Does the minimum wage really have no impact on unemployment?

A summary of the last two decades of research from economists at the University of California-Irvine and the Federal Reserve Board found that 85 percent of the most credible studies on the minimum wage point to job loss for less-skilled employees. [4]

Does Capitalism (economic freedom) really make people worse off?

Economic freedom (measured using the Heritage Foundation’s Economic Freedom Index) is highly correlated with higher environmental protection, improved sanitation, cleaner water, longer life expectancy, lower infant mortality rates, more income equality, etc. [5]

Additionally, economic freedom is significantly positively correlated with economic growth and national income per capita [6]. There is significant evidence that economic freedom is the cause of this prosperity [7]. It’s also worth noting that this income isn’t just going to the very rich, rather, it is going to the poor as well. The poorest 10% of income earners in the most economically free countries have an average income which is eleven times greater than the average incomes of the poorest 10% in the least economically free countries (when adjusting for purchasing power disparities across countries) [8].
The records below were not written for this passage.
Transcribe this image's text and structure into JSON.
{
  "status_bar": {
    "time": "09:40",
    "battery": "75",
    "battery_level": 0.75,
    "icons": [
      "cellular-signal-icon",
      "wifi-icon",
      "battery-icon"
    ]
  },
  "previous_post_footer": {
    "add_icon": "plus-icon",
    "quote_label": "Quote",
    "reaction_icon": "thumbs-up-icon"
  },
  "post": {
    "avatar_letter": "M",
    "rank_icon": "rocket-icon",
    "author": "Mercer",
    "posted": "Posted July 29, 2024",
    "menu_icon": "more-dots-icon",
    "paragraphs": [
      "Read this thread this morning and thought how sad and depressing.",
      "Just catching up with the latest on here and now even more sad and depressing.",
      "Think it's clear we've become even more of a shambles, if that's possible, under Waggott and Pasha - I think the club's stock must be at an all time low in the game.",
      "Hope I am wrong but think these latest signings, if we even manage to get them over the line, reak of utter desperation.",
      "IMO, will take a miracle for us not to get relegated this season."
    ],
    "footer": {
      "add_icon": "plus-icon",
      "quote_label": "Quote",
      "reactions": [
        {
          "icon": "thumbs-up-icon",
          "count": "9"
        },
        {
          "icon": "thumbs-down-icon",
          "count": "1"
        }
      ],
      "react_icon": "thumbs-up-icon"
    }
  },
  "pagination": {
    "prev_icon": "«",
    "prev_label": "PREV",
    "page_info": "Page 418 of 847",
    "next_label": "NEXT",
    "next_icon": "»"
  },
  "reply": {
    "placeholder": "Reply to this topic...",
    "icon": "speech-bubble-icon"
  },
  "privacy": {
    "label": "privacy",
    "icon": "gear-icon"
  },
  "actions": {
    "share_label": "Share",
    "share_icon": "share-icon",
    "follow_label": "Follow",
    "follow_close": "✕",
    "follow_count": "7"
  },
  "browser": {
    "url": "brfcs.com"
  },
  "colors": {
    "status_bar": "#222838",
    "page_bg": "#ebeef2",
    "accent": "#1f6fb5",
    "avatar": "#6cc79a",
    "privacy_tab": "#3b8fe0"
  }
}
Please share this info with your modern liberal friends and see if it provokes some thought.










Thursday, May 1, 2014

Fraser Institute Study: The optimal size of government

In 2013, the Fraser Institute released an extremely thorough study on the relationship between the size of government and economic growth. According to the study:

- "After controlling for confounding factors such as population, lagged per capita GDP, net debt to GDP, institutional factors of governance, economic freedom, and regional variation, etc... annual per capita GDP growth is maximized at 3.1% at a government expenditure ratio of 26% [of GDP]; beyond this ratio, economic growth rates tend to decline." [Today government spending in the US is around 40% of GDP]

- After controlling for the effect of confounding variables the authors found that a 10% increase in the size of government [measured as a % of GDP] would decrease the per capita GDP growth rate by around 0.9%.

-According to these estimates, the economy of a country with a public sector size of 30% of GDP would grow by over 33% within a decade whereas the economy of a country with a public sector size of 40% of GDP would only grow by 20%.

- The authors also found that economic freedom was a significant determinant of economic growth rates. According to their estimates, a 1 point increase on the Economic Freedom of the World Index (10 being highest) would increase per capita GDP growth by approximately 0.6% after controlling for numerous other variables.

These findings verify the classical liberal belief that the economy will grow fastest if government stays small and fosters an environment of economic freedom.

Fraser Institute study here: